(What you will do):
Where a line below includes the word "icon", copy that line.

Start of Block

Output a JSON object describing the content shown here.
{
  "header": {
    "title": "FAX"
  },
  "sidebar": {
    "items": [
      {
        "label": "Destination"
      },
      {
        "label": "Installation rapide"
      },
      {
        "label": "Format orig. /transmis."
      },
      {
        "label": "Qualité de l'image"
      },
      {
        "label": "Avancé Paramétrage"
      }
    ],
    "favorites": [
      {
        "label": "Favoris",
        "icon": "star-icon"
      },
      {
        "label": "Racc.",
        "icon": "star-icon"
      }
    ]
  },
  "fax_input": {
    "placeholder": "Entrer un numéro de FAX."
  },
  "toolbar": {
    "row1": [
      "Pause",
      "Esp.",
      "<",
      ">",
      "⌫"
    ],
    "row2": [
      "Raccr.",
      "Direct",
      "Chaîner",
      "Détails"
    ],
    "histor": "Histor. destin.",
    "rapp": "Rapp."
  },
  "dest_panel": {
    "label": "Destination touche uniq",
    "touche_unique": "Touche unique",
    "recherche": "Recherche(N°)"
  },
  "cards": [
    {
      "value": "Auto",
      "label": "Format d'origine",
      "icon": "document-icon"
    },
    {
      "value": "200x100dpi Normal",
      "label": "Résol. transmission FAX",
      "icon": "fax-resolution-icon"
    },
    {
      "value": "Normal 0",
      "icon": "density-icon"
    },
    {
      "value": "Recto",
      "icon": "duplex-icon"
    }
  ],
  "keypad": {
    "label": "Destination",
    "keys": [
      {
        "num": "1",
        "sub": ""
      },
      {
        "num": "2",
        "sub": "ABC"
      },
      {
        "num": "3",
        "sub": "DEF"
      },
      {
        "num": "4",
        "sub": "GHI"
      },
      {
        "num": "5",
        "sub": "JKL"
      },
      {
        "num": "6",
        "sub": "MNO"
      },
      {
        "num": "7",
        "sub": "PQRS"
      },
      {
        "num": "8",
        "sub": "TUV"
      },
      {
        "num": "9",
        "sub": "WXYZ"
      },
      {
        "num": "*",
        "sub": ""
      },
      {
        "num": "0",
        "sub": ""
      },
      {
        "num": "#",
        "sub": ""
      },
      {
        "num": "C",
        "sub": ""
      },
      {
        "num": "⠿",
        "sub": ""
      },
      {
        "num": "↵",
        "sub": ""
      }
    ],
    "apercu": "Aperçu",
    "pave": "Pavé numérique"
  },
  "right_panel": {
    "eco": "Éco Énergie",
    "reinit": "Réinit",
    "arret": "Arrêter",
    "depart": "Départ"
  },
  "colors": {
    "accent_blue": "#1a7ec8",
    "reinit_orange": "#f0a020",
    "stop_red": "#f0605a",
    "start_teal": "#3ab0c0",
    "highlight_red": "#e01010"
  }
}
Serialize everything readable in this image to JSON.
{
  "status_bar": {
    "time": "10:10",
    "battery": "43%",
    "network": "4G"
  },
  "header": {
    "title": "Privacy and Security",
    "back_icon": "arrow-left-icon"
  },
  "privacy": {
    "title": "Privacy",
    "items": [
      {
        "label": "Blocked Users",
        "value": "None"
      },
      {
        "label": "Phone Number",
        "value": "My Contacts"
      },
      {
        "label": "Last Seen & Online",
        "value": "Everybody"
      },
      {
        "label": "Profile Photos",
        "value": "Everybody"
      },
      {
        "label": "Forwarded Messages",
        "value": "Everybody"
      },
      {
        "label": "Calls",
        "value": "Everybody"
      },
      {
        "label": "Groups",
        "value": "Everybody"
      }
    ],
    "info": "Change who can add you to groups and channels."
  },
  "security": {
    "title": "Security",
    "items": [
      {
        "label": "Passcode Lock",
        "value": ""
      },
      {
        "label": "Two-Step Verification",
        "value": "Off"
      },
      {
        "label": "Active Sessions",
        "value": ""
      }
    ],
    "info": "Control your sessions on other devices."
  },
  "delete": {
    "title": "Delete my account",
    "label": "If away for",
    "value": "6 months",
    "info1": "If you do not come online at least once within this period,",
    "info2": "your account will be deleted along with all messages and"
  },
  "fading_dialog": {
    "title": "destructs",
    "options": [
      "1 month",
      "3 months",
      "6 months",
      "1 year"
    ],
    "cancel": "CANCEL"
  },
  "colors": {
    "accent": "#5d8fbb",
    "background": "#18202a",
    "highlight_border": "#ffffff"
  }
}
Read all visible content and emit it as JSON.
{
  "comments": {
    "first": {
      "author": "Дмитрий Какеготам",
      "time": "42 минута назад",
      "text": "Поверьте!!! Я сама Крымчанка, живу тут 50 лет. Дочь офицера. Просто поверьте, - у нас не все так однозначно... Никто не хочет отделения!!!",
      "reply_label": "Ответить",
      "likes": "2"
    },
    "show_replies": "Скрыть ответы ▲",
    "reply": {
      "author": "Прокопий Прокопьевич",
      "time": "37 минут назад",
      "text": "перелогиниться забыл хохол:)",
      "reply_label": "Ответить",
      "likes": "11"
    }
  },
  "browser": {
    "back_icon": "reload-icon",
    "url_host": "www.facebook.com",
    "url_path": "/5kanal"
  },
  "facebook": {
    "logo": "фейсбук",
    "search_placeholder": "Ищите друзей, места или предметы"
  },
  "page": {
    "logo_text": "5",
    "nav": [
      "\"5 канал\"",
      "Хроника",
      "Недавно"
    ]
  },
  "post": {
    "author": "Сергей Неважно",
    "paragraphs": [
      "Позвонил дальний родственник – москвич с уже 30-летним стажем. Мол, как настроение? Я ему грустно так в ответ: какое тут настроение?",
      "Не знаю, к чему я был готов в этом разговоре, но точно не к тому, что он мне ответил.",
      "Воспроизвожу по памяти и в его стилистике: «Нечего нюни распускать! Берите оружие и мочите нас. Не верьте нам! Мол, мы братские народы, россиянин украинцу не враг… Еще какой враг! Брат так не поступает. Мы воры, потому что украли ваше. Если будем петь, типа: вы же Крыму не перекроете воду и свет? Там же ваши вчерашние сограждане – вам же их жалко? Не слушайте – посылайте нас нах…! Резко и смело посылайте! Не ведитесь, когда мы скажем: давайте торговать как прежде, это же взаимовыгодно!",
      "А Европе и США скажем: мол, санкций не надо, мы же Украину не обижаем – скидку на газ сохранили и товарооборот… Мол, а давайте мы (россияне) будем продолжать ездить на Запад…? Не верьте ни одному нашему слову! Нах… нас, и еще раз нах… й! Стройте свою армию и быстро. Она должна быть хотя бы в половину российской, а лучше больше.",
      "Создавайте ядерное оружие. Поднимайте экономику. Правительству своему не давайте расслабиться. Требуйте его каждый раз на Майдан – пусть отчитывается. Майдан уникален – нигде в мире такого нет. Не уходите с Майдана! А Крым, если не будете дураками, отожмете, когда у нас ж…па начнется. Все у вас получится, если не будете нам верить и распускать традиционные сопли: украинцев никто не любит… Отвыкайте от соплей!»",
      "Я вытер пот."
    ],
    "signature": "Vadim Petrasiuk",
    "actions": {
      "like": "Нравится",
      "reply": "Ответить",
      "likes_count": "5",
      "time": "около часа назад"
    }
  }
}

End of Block

(Written response):
        "icon": "star-icon"
        "icon": "star-icon"
      "icon": "document-icon"
      "icon": "fax-resolution-icon"
      "icon": "density-icon"
      "icon": "duplex-icon"
    "back_icon": "arrow-left-icon"
    "back_icon": "reload-icon",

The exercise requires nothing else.